Q: What are the main medications used to treat opioid addiction?

Currently, we have several good medications to treat people with opioid use disorder, although they are vastly underutilized. Methadone is an opioid agonist. It substitutes safely for other opioids without producing intoxication, protects against overdose, and helps patients become abstinent and return to normal functioning. Buprenorphine is a partial opioid agonist. It can be prescribed by any physician who takes a brief training to obtain certification, although too few physicians have done so. The newest option is a long-acting (monthly) injection of naltrexone, an opioid antagonist that blocks opioid receptors. It can be prescribed by any physician, but few physicians are familiar with it.

Q: What was the motivation for doing this study?

Because the two newer medications work differently, we wanted to study whether some patients might do better with one rather than the other.

Another goal was to show how these medications are used and encourage more clinicians to prescribe them. The trial was conducted in typical, community-based treatment programs where we hope these medications will be prescribed routinely.

Q: How do the differences between buprenorphine and injection naltrexone affect treatment outcomes?

Adhering to a daily treatment regimen can be a problem for many with opioid use disorder. Naltrexone has been available since 1984 as a daily pill, but adherence was poor. The long-acting version was developed to improve adherence. However, patients need to stop taking opioids and they may experience some opioid withdrawal symptoms before beginning extended-release naltrexone. Before this study, we knew that having to be detoxified and abstinent before beginning naltrexone injections would be a significant hurdle for some patients.

Patients who choose buprenorphine can begin treatment before fully detoxifying from other opioids.

Q: What did this study find?

As expected, a large number of participants in the naltrexone group--25 percent--were unable to complete detoxification and begin treatment. Only 6 percent of the buprenorphine group dropped out before receiving treatment.

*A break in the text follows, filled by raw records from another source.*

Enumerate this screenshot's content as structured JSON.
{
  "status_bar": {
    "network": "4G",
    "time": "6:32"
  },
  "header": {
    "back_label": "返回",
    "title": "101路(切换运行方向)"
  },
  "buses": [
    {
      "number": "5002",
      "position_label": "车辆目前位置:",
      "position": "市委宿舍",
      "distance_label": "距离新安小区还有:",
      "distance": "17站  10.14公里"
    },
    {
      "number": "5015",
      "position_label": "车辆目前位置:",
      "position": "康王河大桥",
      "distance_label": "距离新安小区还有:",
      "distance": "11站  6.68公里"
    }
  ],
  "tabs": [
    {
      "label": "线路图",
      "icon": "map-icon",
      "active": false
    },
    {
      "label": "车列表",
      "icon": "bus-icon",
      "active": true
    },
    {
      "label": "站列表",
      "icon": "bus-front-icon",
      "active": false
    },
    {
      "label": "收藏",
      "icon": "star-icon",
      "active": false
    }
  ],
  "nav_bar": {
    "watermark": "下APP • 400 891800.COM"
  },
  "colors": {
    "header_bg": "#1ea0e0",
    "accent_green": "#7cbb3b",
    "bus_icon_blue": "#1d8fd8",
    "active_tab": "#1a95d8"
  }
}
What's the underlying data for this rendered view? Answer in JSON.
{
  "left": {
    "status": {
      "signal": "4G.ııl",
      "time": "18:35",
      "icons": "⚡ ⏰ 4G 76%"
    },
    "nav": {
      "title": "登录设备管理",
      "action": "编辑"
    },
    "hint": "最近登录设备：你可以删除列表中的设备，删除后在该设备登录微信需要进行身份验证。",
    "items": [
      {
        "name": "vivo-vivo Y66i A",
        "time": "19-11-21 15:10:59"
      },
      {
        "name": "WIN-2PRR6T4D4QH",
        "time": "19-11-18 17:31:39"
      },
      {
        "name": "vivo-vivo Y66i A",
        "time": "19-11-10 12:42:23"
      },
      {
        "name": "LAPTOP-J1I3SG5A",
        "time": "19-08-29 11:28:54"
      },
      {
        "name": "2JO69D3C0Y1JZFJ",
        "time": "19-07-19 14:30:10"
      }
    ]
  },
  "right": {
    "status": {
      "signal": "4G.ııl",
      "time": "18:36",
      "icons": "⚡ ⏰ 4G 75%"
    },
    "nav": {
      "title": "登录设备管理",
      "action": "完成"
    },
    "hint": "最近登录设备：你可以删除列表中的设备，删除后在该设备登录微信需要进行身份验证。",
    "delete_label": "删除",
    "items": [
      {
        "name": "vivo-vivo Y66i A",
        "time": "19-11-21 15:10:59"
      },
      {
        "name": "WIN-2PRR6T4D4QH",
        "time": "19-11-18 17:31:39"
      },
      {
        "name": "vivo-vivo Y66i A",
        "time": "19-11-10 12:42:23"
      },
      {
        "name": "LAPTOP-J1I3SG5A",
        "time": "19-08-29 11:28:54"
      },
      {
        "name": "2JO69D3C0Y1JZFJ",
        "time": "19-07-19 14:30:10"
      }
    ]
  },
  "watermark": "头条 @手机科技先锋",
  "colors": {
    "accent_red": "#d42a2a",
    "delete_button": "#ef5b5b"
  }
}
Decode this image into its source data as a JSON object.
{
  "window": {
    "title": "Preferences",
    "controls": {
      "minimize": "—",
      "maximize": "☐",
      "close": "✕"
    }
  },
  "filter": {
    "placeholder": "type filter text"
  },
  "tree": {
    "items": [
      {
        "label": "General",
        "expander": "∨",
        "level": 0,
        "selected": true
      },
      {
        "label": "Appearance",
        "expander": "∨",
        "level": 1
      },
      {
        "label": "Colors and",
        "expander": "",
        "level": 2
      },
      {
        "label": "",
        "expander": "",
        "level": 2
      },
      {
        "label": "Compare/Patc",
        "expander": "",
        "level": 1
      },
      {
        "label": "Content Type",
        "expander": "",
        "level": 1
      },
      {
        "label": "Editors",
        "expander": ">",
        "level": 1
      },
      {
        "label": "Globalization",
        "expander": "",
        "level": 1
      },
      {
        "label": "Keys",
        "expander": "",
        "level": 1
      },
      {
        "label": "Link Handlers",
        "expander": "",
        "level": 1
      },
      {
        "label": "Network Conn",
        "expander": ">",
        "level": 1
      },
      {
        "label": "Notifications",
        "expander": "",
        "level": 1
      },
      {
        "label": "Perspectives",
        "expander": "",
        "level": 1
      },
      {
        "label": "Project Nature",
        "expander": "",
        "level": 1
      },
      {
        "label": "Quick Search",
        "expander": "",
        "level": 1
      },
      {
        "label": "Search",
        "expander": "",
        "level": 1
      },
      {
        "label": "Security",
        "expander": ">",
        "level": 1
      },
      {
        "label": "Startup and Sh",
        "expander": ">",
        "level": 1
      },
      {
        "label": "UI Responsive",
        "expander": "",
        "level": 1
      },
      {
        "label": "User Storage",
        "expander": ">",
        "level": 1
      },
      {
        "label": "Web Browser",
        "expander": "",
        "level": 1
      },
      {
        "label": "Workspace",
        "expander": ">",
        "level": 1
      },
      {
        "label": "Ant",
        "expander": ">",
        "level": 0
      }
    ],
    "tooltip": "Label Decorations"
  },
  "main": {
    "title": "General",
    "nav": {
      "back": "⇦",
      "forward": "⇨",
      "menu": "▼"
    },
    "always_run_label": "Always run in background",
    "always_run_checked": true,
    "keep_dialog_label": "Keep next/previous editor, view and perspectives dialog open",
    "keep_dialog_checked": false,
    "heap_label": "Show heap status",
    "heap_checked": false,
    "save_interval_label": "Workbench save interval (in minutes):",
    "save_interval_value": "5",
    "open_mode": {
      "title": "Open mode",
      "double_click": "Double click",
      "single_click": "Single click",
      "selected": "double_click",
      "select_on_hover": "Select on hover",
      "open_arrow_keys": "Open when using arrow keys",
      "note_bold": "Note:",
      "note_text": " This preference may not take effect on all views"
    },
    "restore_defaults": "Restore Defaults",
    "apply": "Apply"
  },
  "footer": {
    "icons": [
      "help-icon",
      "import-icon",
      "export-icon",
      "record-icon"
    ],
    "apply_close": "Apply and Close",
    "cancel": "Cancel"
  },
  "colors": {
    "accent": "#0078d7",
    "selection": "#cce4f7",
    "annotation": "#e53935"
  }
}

But once treatment was initiated, relapse rates at 24 weeks were similar, at 52 percent of the naltrexone group and 56 percent of the buprenorphine group.

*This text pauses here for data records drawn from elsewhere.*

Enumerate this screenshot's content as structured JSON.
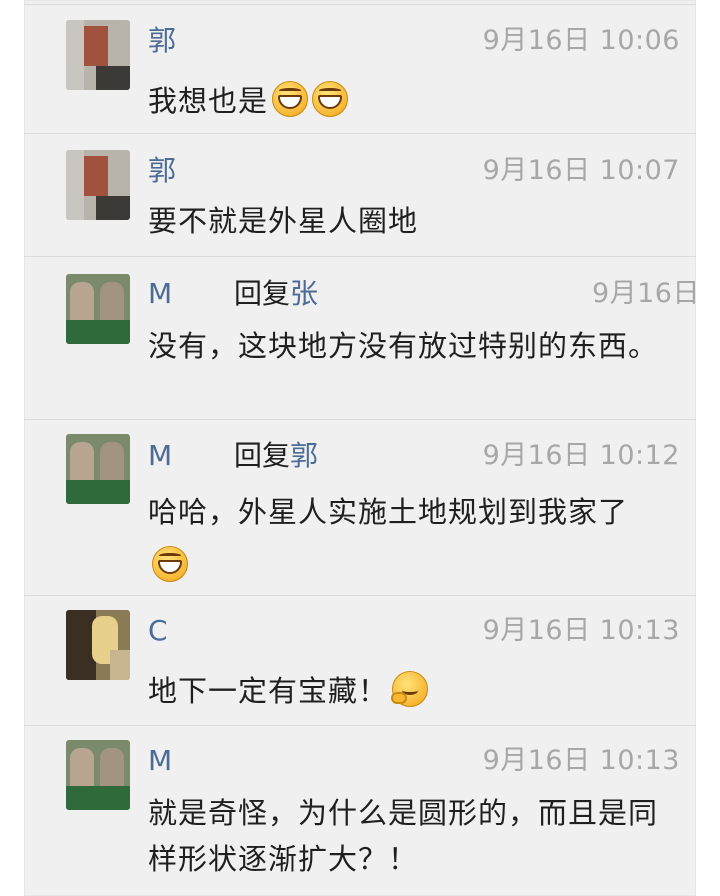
{
  "comments": [
    {
      "name": "郭",
      "time": "9月16日 10:06",
      "text": "我想也是",
      "emojis": [
        "grin",
        "grin"
      ]
    },
    {
      "name": "郭",
      "time": "9月16日 10:07",
      "text": "要不就是外星人圈地",
      "emojis": []
    },
    {
      "name": "M",
      "reply_label": "回复",
      "reply_target": "张",
      "time": "9月16日",
      "text": "没有，这块地方没有放过特别的东西。",
      "emojis": []
    },
    {
      "name": "M",
      "reply_label": "回复",
      "reply_target": "郭",
      "time": "9月16日 10:12",
      "text": "哈哈，外星人实施土地规划到我家了",
      "emojis": [
        "grin"
      ]
    },
    {
      "name": "C",
      "time": "9月16日 10:13",
      "text": "地下一定有宝藏！",
      "emojis": [
        "think"
      ]
    },
    {
      "name": "M",
      "time": "9月16日 10:13",
      "text": "就是奇怪，为什么是圆形的，而且是同样形状逐渐扩大？！",
      "emojis": []
    }
  ],
  "colors": {
    "name": "#4c6b97",
    "time": "#a7a7a7",
    "text": "#1f1f1f",
    "background": "#f0f0f0"
  }
}
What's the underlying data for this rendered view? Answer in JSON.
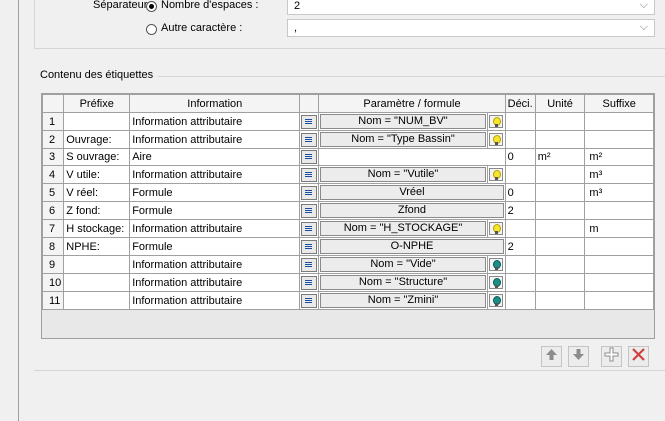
{
  "separator": {
    "label": "Séparateur :",
    "options": [
      {
        "label": "Nombre d'espaces :",
        "selected": true,
        "value": "2"
      },
      {
        "label": "Autre caractère :",
        "selected": false,
        "value": ","
      }
    ]
  },
  "group": {
    "title": "Contenu des étiquettes"
  },
  "table": {
    "headers": [
      "Préfixe",
      "Information",
      "Paramètre / formule",
      "Déci.",
      "Unité",
      "Suffixe"
    ],
    "rows": [
      {
        "n": "1",
        "prefix": "",
        "info": "Information attributaire",
        "param": "Nom = \"NUM_BV\"",
        "bulb": "yellow",
        "deci": "",
        "unit": "",
        "suffix": ""
      },
      {
        "n": "2",
        "prefix": "Ouvrage:",
        "info": "Information attributaire",
        "param": "Nom = \"Type Bassin\"",
        "bulb": "yellow",
        "deci": "",
        "unit": "",
        "suffix": ""
      },
      {
        "n": "3",
        "prefix": "S ouvrage:",
        "info": "Aire",
        "param": "",
        "bulb": "",
        "deci": "0",
        "unit": "m²",
        "suffix": "m²"
      },
      {
        "n": "4",
        "prefix": "V utile:",
        "info": "Information attributaire",
        "param": "Nom = \"Vutile\"",
        "bulb": "yellow",
        "deci": "",
        "unit": "",
        "suffix": "m³"
      },
      {
        "n": "5",
        "prefix": "V réel:",
        "info": "Formule",
        "param": "Vréel",
        "bulb": "",
        "deci": "0",
        "unit": "",
        "suffix": "m³"
      },
      {
        "n": "6",
        "prefix": "Z fond:",
        "info": "Formule",
        "param": "Zfond",
        "bulb": "",
        "deci": "2",
        "unit": "",
        "suffix": ""
      },
      {
        "n": "7",
        "prefix": "H stockage:",
        "info": "Information attributaire",
        "param": "Nom = \"H_STOCKAGE\"",
        "bulb": "yellow",
        "deci": "",
        "unit": "",
        "suffix": "m"
      },
      {
        "n": "8",
        "prefix": "NPHE:",
        "info": "Formule",
        "param": "O-NPHE",
        "bulb": "",
        "deci": "2",
        "unit": "",
        "suffix": ""
      },
      {
        "n": "9",
        "prefix": "",
        "info": "Information attributaire",
        "param": "Nom = \"Vide\"",
        "bulb": "teal",
        "deci": "",
        "unit": "",
        "suffix": ""
      },
      {
        "n": "10",
        "prefix": "",
        "info": "Information attributaire",
        "param": "Nom = \"Structure\"",
        "bulb": "teal",
        "deci": "",
        "unit": "",
        "suffix": ""
      },
      {
        "n": "11",
        "prefix": "",
        "info": "Information attributaire",
        "param": "Nom = \"Zmini\"",
        "bulb": "teal",
        "deci": "",
        "unit": "",
        "suffix": ""
      }
    ]
  },
  "toolbar": {
    "icons": [
      "arrow-up-icon",
      "arrow-down-icon",
      "add-icon",
      "delete-icon"
    ],
    "colors": {
      "up_down": "#8c8c8c",
      "add": "#8c8c8c",
      "delete": "#d04040"
    }
  }
}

We clinicians can’t always predict which treatment will be most successful for individual patients. But having more options means that if one treatment doesn’t work, we can try another one.

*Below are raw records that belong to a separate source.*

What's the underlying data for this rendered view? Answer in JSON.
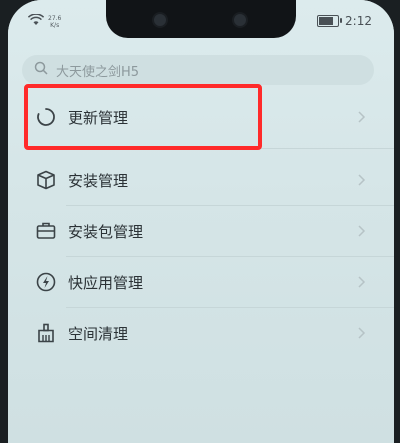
{
  "statusbar": {
    "network_speed_value": "27.6",
    "network_speed_unit": "K/s",
    "time": "2:12",
    "icons": [
      "wifi-icon",
      "battery-icon"
    ]
  },
  "search": {
    "placeholder": "大天使之剑H5",
    "icon": "search-icon"
  },
  "menu": {
    "items": [
      {
        "label": "更新管理",
        "icon": "refresh-icon"
      },
      {
        "label": "安装管理",
        "icon": "box-icon"
      },
      {
        "label": "安装包管理",
        "icon": "briefcase-icon"
      },
      {
        "label": "快应用管理",
        "icon": "lightning-icon"
      },
      {
        "label": "空间清理",
        "icon": "broom-icon"
      }
    ]
  },
  "colors": {
    "highlight": "#ff2a2a",
    "background": "#d7e6e8"
  }
}
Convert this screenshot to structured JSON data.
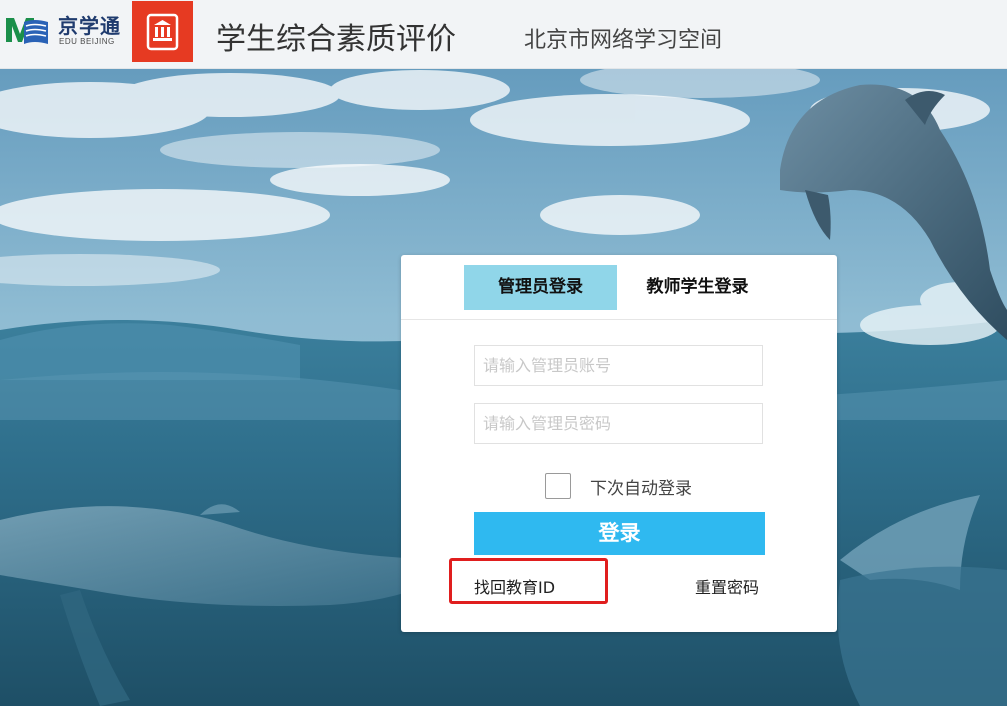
{
  "header": {
    "brand_name": "京学通",
    "brand_sub": "EDU BEIJING",
    "app_title": "学生综合素质评价",
    "app_subtitle": "北京市网络学习空间"
  },
  "login": {
    "tabs": [
      {
        "label": "管理员登录",
        "active": true
      },
      {
        "label": "教师学生登录",
        "active": false
      }
    ],
    "username_placeholder": "请输入管理员账号",
    "password_placeholder": "请输入管理员密码",
    "remember_label": "下次自动登录",
    "remember_checked": false,
    "submit_label": "登录",
    "find_id_label": "找回教育ID",
    "reset_password_label": "重置密码"
  },
  "colors": {
    "active_tab": "#90d6e9",
    "submit_button": "#2fb9f0",
    "highlight_box": "#e01e1e",
    "brand_red": "#e63a22"
  }
}
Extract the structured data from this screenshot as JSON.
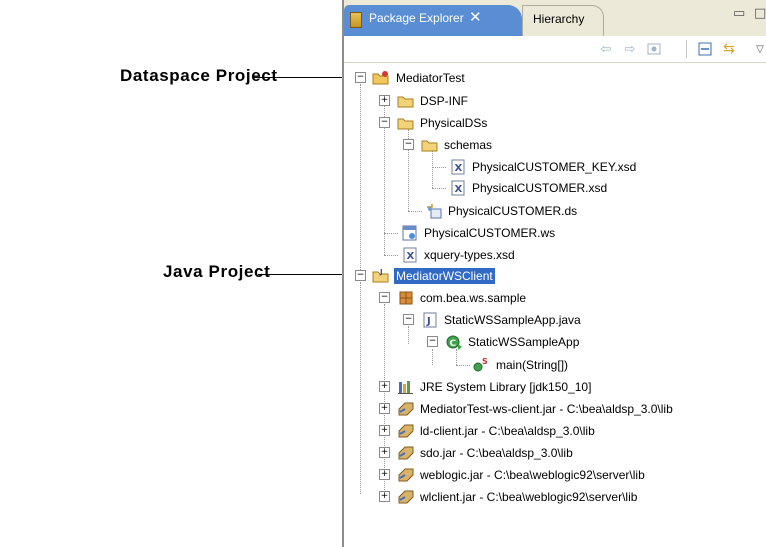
{
  "annotations": {
    "dataspace_project": "Dataspace Project",
    "java_project": "Java Project"
  },
  "tabs": {
    "active": "Package Explorer",
    "inactive": "Hierarchy"
  },
  "toolbar_icons": [
    "back-arrow-icon",
    "forward-arrow-icon",
    "go-up-icon",
    "collapse-all-icon",
    "link-with-editor-icon",
    "view-menu-icon"
  ],
  "tree": {
    "mediator_test": "MediatorTest",
    "dsp_inf": "DSP-INF",
    "physical_dss": "PhysicalDSs",
    "schemas": "schemas",
    "physical_customer_key_xsd": "PhysicalCUSTOMER_KEY.xsd",
    "physical_customer_xsd": "PhysicalCUSTOMER.xsd",
    "physical_customer_ds": "PhysicalCUSTOMER.ds",
    "physical_customer_ws": "PhysicalCUSTOMER.ws",
    "xquery_types": "xquery-types.xsd",
    "mediator_ws_client": "MediatorWSClient",
    "package": "com.bea.ws.sample",
    "java_file": "StaticWSSampleApp.java",
    "class": "StaticWSSampleApp",
    "method": "main(String[])",
    "jre": "JRE System Library [jdk150_10]",
    "jar1": "MediatorTest-ws-client.jar - C:\\bea\\aldsp_3.0\\lib",
    "jar2": "ld-client.jar - C:\\bea\\aldsp_3.0\\lib",
    "jar3": "sdo.jar - C:\\bea\\aldsp_3.0\\lib",
    "jar4": "weblogic.jar - C:\\bea\\weblogic92\\server\\lib",
    "jar5": "wlclient.jar - C:\\bea\\weblogic92\\server\\lib"
  }
}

Q: Why aren’t these medications used more often?

The larger problem is getting our nation’s health systems to embrace these treatments. Extended-release naltrexone only received U.S. FDA approval for the treatment of opioid dependence in 2010, so many clinics aren’t familiar with it. Buprenorphine has been around since 2002, but it isn’t available in many parts of the country, especially in rural areas. And methadone can only be administered at specially licensed clinics, limiting access.

New York state has been proactive and innovative in terms of getting all of the available treatment options out to patients. We have more methadone clinics than any other state. In addition, New York City has worked to educate doctors about buprenorphine, which is covered by Medicaid here.

Q: Are there any other treatment options on the horizon?

The NIDA Clinical Trials Network is currently testing long-acting, monthly buprenorphine injections. Although buprenorphine is effective in pill form, some patients have difficulty taking a pill every day. And intermittent use isn’t as effective as daily use. Long-acting buprenorphine could be available in treatment centers as early as next year.

We’re also looking at smartphone apps that can remind patients to take their medication. And some apps deliver counseling and education to patients about their addiction and how to cope with it. This can free up clinicians to pay attention to the patient’s unique issues with opioid addiction and treatment.



Dr. Nunes is a professor of psychiatry at Columbia University Vagelos College of Physicians and Surgeons.

The study is titled “Comparative effectiveness of extended-release naltrexone versus buprenorphine-naloxone for opioid relapse prevention (X:BOT): a multicenter, open-label, randomized controlled trial.”

Funding was provided by the National Institute of Drug Abuse Trials Network.

A list of the other contributors and conflicts of interest can be found in the paper.